Giuseppe works the vineyards organically and makes the wines himself. He vinifies each parcel separately, seeking out their individual identities in a series of wines that reflect the diverse character of their terroirs.

Food:  Maybe time for Cannoli?
This recipe is from Saveur:
Ricotta impastata, a smoother and drier version of ricotta, is typically used for filling cannoli. This recipe comes from cookbook author Nick Malgieri. This recipe appeared in our March 2011 issue as a part of our special feature, Soul of Sicily
makes about 24

For the Dough

2 12 cups flour
14 cup sugar
1 tsp. ground cinnamon
1 tsp. kosher salt
4 tbsp. unsalted butter, cubed and chilled
5 tbsp. red wine
2 eggs, lightly beaten
1 egg white, lightly beaten
Canola oil, for frying

For the Filling

1 lb. ricotta, drained overnight in a cheesecloth-lined strainer, or ricotta impastata
34 cup confectioners' sugar, sifted
2 tsp. vanilla extract
1 tsp. ground cinnamon
1 tsp. orange zest
Amarena cherries, halved, to garnish
Candied orange peel strips, to garnish

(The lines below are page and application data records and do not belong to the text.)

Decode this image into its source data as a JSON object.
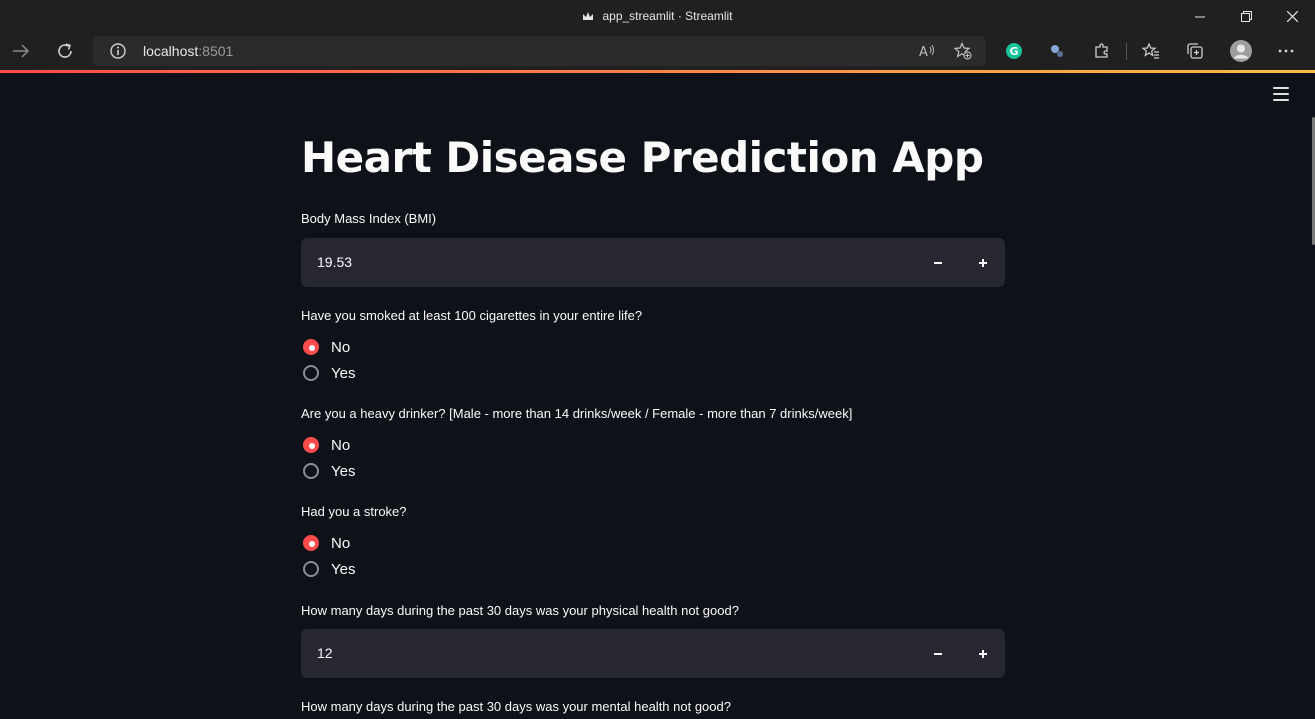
{
  "browser": {
    "window_title": "app_streamlit · Streamlit",
    "url_host": "localhost",
    "url_port": ":8501"
  },
  "app": {
    "title": "Heart Disease Prediction App",
    "bmi": {
      "label": "Body Mass Index (BMI)",
      "value": "19.53"
    },
    "smoking": {
      "label": "Have you smoked at least 100 cigarettes in your entire life?",
      "options": [
        "No",
        "Yes"
      ],
      "selected": "No"
    },
    "drinking": {
      "label": "Are you a heavy drinker? [Male - more than 14 drinks/week / Female - more than 7 drinks/week]",
      "options": [
        "No",
        "Yes"
      ],
      "selected": "No"
    },
    "stroke": {
      "label": "Had you a stroke?",
      "options": [
        "No",
        "Yes"
      ],
      "selected": "No"
    },
    "physical_health": {
      "label": "How many days during the past 30 days was your physical health not good?",
      "value": "12"
    },
    "mental_health": {
      "label": "How many days during the past 30 days was your mental health not good?"
    }
  },
  "colors": {
    "accent": "#ff4b4b",
    "background": "#0e1117",
    "input_bg": "#262730"
  }
}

For the dough: In a large bowl, whisk together flour, sugar, cinnamon, and salt; add butter and rub it into flour with fingers until mixture resembles bread crumbs. Add wine and 2 eggs and mix until dough forms. Transfer dough to floured work surface and knead until smooth, 6-8 minutes. Wrap in plastic and refrigerate for 1 hour.
Divide dough into quarters; working with one quarter at a time, pass dough through widest setting on pasta roller. Decrease setting by one notch and pass dough through roller; repeat, decreasing width by one level each time, until 116″ thick. Using a 4″ round cutter, cut out dough and transfer to parchment paper; repeat with remaining dough. Working with one dough circle at a time, wrap dough around a 1″ × 4 34″ cannoli core, and brush edges with egg white to seal. Repeat with remaining dough; set aside.
Pour oil into a 6-qt. pot to a depth of 2″ and heat over medium-high heat until a deep-fry thermometer reads 350°. Working in batches, fry cannoli until light brown and crisp, 1-2 minutes. Using tongs, transfer cannoli to paper towels to drain; while hot, carefully remove cannoli shell from core and set aside on a wire rack to cool.
For the filling: Combine ricotta, sugar, vanilla, cinnamon, and orange zest in a large bowl and whisk until smooth, 2-3 minutes. Transfer to a piping bag fitted with a 34″-wide plain tip. Pipe ricotta mixture into cannoli shells to fill. Garnish each end with a cherry half and orange peel strip.

No comments:

Post a Comment